Data shown —

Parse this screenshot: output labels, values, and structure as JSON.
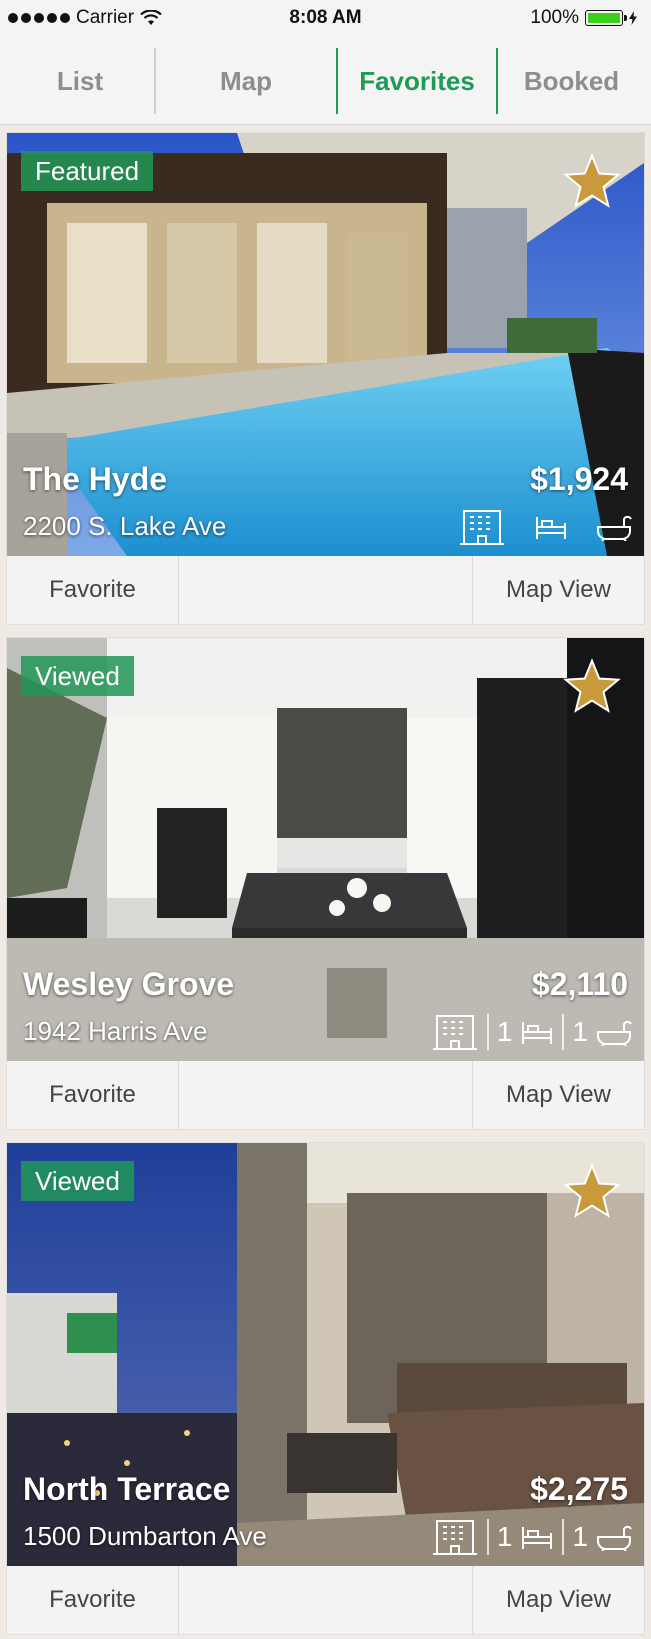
{
  "status": {
    "carrier": "Carrier",
    "time": "8:08 AM",
    "battery": "100%"
  },
  "tabs": [
    "List",
    "Map",
    "Favorites",
    "Booked"
  ],
  "active_tab": "Favorites",
  "colors": {
    "accent": "#1f9b57",
    "star": "#c99a3b"
  },
  "listings": [
    {
      "badge": "Featured",
      "name": "The Hyde",
      "address": "2200 S. Lake Ave",
      "price": "$1,924",
      "beds": "",
      "baths": "",
      "favorite": "Favorite",
      "map": "Map View"
    },
    {
      "badge": "Viewed",
      "name": "Wesley Grove",
      "address": "1942 Harris Ave",
      "price": "$2,110",
      "beds": "1",
      "baths": "1",
      "favorite": "Favorite",
      "map": "Map View"
    },
    {
      "badge": "Viewed",
      "name": "North Terrace",
      "address": "1500 Dumbarton Ave",
      "price": "$2,275",
      "beds": "1",
      "baths": "1",
      "favorite": "Favorite",
      "map": "Map View"
    }
  ]
}
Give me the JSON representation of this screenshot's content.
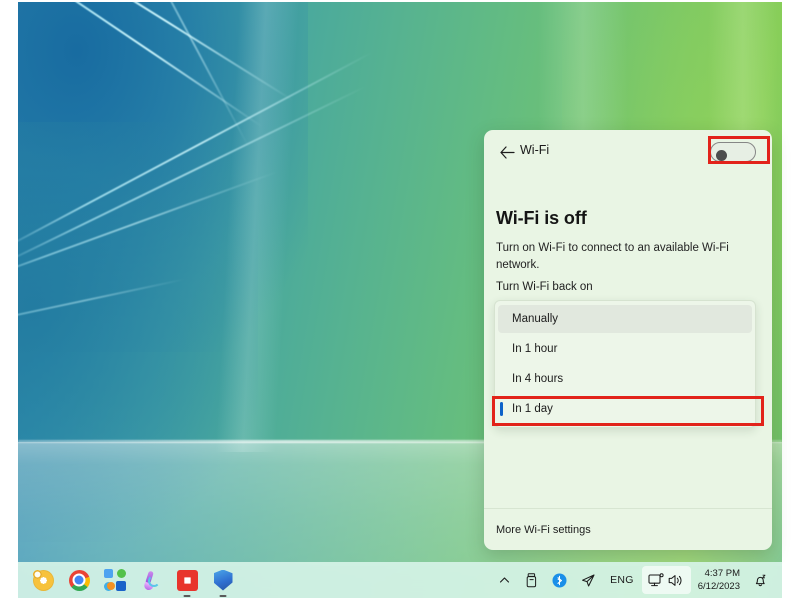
{
  "desktop": {
    "wallpaper_name": "aurora-gradient-wallpaper",
    "colors": {
      "blue": "#2b7fa8",
      "teal": "#4aa99d",
      "green": "#86ce57"
    }
  },
  "panel": {
    "back_icon": "back-arrow-icon",
    "title": "Wi-Fi",
    "toggle": {
      "name": "wifi-toggle",
      "state": "off",
      "aria_label": "Wi-Fi"
    },
    "status_title": "Wi-Fi is off",
    "status_description": "Turn on Wi-Fi to connect to an available Wi-Fi network.",
    "back_on_label": "Turn Wi-Fi back on",
    "dropdown": {
      "name": "turn-wifi-back-on-dropdown",
      "selected": "In 1 day",
      "options": [
        {
          "label": "Manually",
          "state": "current"
        },
        {
          "label": "In 1 hour",
          "state": "normal"
        },
        {
          "label": "In 4 hours",
          "state": "normal"
        },
        {
          "label": "In 1 day",
          "state": "selected"
        }
      ]
    },
    "footer_link": "More Wi-Fi settings"
  },
  "annotations": {
    "accent_color": "#e2231a",
    "boxes": [
      {
        "name": "wifi-toggle-highlight",
        "target": "wifi-toggle"
      },
      {
        "name": "in-1-day-option-highlight",
        "target": "In 1 day"
      }
    ]
  },
  "taskbar": {
    "apps": [
      {
        "name": "chrome-canary-icon",
        "label": "Chrome Canary",
        "running": false
      },
      {
        "name": "google-chrome-icon",
        "label": "Google Chrome",
        "running": false
      },
      {
        "name": "microsoft-store-icon",
        "label": "Microsoft Store",
        "running": false
      },
      {
        "name": "paint-icon",
        "label": "Paint",
        "running": false
      },
      {
        "name": "red-app-icon",
        "label": "App",
        "running": true
      },
      {
        "name": "windows-security-icon",
        "label": "Windows Security",
        "running": true
      }
    ],
    "tray": {
      "overflow_icon": "chevron-up-icon",
      "items": [
        {
          "name": "usb-drive-icon",
          "label": "Safely Remove Hardware"
        },
        {
          "name": "bluetooth-icon",
          "label": "Bluetooth"
        },
        {
          "name": "send-icon",
          "label": "Telegram"
        }
      ],
      "language": "ENG",
      "quick_settings": {
        "name": "quick-settings-button",
        "network_icon": "network-monitor-icon",
        "volume_icon": "volume-icon",
        "active": true
      },
      "clock": {
        "time": "4:37 PM",
        "date": "6/12/2023"
      },
      "notifications_icon": "notification-bell-icon"
    }
  }
}
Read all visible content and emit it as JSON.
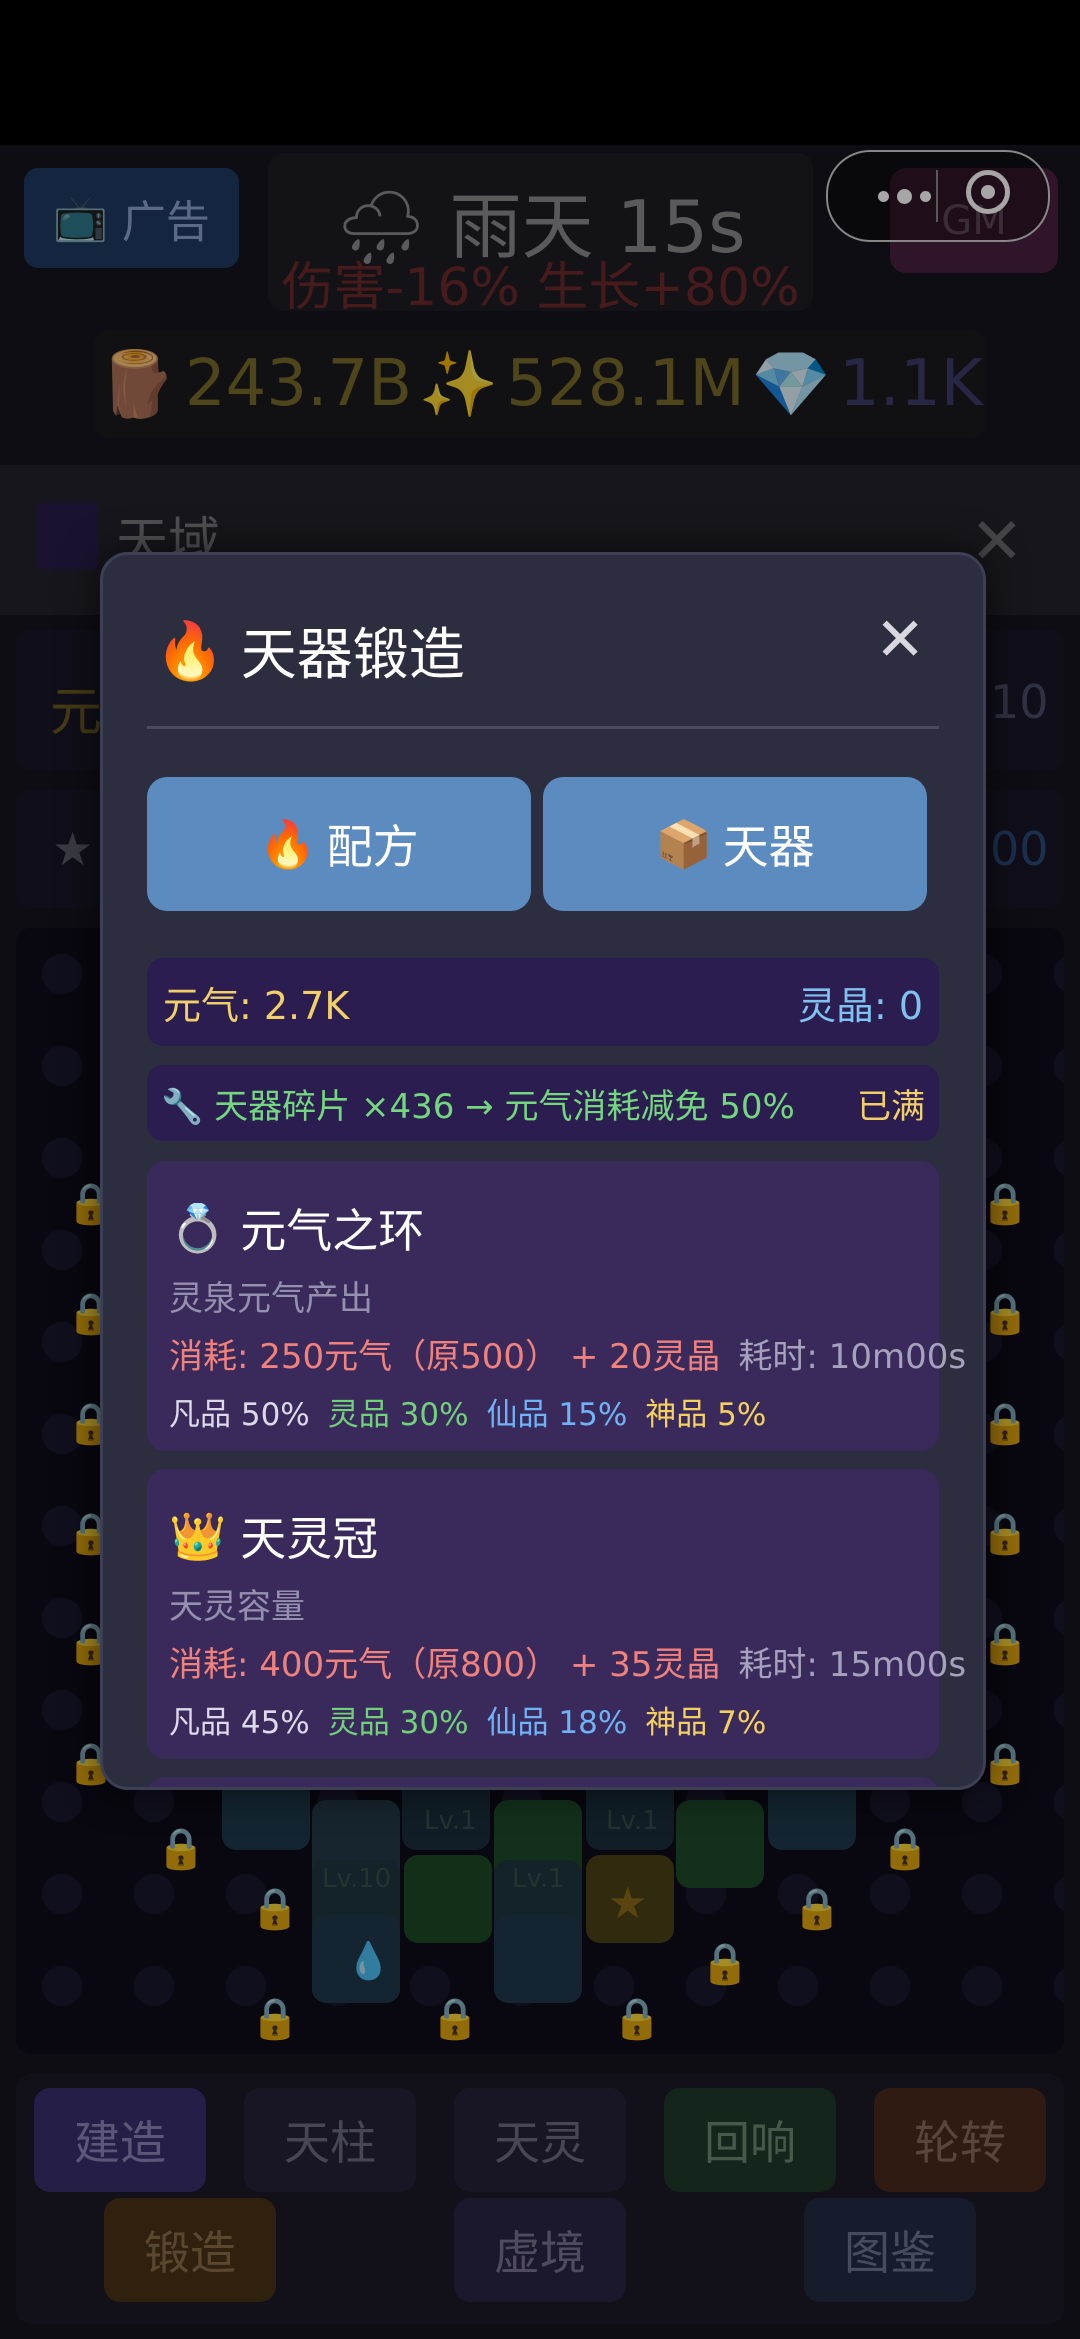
{
  "top": {
    "ad_label": "广告",
    "weather_title": "雨天 15s",
    "weather_effect": "伤害-16% 生长+80%",
    "gm_label": "GM",
    "resources": [
      {
        "icon": "wood-icon",
        "glyph": "🪵",
        "value": "243.7B"
      },
      {
        "icon": "sparkle-icon",
        "glyph": "✨",
        "value": "528.1M"
      },
      {
        "icon": "diamond-icon",
        "glyph": "💎",
        "value": "1.1K"
      }
    ]
  },
  "panel": {
    "title": "天域",
    "side_left_1": "元",
    "side_right_1": "10",
    "side_right_2": "00"
  },
  "modal": {
    "title": "天器锻造",
    "title_icon": "🔥",
    "tabs": [
      {
        "label": "配方",
        "glyph": "🔥",
        "icon": "fire-icon"
      },
      {
        "label": "天器",
        "glyph": "📦",
        "icon": "package-icon"
      }
    ],
    "yuanqi": "元气: 2.7K",
    "lingjing": "灵晶: 0",
    "bonus_text": "天器碎片 ×436 → 元气消耗减免 50%",
    "bonus_status": "已满",
    "recipes": [
      {
        "glyph": "💍",
        "name": "元气之环",
        "desc": "灵泉元气产出",
        "cost": "消耗: 250元气（原500） + 20灵晶",
        "time": "耗时: 10m00s",
        "rates": [
          "凡品 50%",
          "灵品 30%",
          "仙品 15%",
          "神品 5%"
        ]
      },
      {
        "glyph": "👑",
        "name": "天灵冠",
        "desc": "天灵容量",
        "cost": "消耗: 400元气（原800） + 35灵晶",
        "time": "耗时: 15m00s",
        "rates": [
          "凡品 45%",
          "灵品 30%",
          "仙品 18%",
          "神品 7%"
        ]
      }
    ]
  },
  "grid_labels": [
    "Lv.1",
    "Lv.1",
    "Lv.10",
    "Lv.1"
  ],
  "nav": {
    "row1": [
      "建造",
      "天柱",
      "天灵",
      "回响",
      "轮转"
    ],
    "row2": [
      "锻造",
      "虚境",
      "图鉴"
    ]
  }
}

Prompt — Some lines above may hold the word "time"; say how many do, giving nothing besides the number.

Solution — 4